[Web page and app entries]
++++++++++

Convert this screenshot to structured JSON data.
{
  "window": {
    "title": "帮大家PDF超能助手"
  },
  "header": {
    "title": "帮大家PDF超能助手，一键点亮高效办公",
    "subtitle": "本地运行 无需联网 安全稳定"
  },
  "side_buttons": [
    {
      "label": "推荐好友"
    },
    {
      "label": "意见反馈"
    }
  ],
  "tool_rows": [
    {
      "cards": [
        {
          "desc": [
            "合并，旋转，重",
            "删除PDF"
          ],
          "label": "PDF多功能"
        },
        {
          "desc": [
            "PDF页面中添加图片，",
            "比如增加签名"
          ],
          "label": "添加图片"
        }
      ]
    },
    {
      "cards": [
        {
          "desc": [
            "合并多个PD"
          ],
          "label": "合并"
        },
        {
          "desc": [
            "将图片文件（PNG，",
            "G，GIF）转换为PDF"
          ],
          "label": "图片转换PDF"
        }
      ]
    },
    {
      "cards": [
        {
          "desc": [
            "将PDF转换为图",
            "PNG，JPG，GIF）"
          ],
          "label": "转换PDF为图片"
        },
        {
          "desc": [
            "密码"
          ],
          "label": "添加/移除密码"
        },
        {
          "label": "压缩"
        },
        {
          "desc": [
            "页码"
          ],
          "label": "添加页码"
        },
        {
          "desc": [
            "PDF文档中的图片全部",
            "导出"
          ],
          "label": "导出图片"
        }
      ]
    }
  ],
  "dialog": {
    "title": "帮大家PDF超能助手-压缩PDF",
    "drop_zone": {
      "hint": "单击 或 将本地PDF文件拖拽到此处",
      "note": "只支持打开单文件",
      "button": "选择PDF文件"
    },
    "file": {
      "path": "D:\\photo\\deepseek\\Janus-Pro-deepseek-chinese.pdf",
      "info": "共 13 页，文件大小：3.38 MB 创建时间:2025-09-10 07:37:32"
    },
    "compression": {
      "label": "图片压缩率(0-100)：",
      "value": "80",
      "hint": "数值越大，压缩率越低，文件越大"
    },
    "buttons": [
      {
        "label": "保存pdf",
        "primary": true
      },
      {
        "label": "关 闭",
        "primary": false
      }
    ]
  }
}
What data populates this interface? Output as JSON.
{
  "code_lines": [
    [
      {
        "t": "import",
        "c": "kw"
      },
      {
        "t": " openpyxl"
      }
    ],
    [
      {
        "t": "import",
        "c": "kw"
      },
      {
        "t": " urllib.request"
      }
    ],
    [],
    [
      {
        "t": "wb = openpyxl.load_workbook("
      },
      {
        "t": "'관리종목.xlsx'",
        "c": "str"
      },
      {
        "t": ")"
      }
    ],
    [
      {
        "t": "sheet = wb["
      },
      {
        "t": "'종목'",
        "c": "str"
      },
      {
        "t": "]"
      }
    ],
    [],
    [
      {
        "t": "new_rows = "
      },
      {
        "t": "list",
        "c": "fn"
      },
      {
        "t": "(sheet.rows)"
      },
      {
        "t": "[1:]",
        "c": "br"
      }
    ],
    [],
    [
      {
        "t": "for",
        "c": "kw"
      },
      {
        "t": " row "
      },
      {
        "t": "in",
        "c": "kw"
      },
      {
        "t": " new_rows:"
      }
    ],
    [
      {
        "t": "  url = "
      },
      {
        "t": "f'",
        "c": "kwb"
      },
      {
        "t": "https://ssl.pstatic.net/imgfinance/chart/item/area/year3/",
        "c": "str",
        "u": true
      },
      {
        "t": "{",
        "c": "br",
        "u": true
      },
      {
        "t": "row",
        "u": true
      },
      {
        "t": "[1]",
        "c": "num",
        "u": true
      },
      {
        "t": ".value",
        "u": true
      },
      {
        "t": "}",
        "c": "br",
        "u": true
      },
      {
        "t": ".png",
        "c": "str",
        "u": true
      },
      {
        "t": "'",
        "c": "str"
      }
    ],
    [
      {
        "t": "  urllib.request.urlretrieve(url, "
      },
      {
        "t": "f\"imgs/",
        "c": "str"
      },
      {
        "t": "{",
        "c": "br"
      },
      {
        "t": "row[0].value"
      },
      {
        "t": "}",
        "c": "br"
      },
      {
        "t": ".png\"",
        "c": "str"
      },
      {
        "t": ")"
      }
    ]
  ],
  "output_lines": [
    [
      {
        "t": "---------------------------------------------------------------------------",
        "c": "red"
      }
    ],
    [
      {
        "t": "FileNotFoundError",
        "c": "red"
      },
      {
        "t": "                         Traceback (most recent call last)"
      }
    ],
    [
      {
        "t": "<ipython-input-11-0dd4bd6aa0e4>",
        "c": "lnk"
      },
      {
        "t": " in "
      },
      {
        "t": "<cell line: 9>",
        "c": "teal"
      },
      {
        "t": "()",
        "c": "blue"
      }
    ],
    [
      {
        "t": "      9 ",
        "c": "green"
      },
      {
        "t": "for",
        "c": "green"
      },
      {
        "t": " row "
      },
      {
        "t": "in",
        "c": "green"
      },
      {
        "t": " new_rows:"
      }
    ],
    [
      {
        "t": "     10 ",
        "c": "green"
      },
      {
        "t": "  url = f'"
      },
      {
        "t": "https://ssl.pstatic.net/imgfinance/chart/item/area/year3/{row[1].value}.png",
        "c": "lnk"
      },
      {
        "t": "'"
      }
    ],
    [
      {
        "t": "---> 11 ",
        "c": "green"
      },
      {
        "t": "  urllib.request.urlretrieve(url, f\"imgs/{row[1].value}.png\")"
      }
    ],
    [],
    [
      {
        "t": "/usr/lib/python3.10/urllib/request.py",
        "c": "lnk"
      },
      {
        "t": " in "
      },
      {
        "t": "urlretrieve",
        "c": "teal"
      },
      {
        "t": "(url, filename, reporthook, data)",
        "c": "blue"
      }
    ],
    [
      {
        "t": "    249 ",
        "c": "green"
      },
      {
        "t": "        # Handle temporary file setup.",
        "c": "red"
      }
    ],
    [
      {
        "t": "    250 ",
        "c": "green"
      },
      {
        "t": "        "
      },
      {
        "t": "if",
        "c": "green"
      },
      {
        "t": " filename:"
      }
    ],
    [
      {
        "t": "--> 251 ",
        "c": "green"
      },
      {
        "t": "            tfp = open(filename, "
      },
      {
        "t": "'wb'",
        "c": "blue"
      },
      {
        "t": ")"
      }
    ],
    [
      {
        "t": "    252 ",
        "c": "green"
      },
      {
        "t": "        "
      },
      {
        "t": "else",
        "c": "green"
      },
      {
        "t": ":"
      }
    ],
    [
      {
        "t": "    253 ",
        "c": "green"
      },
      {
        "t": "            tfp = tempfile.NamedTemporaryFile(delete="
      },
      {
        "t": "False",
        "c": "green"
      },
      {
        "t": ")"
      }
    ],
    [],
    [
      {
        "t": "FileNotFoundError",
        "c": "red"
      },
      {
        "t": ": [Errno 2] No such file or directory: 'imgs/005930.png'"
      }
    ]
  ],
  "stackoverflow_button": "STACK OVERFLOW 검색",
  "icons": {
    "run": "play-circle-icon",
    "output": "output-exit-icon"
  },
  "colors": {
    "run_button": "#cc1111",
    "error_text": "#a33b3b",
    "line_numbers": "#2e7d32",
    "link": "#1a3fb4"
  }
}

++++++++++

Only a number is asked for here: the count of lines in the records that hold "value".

• YOUR SOLUTION: 5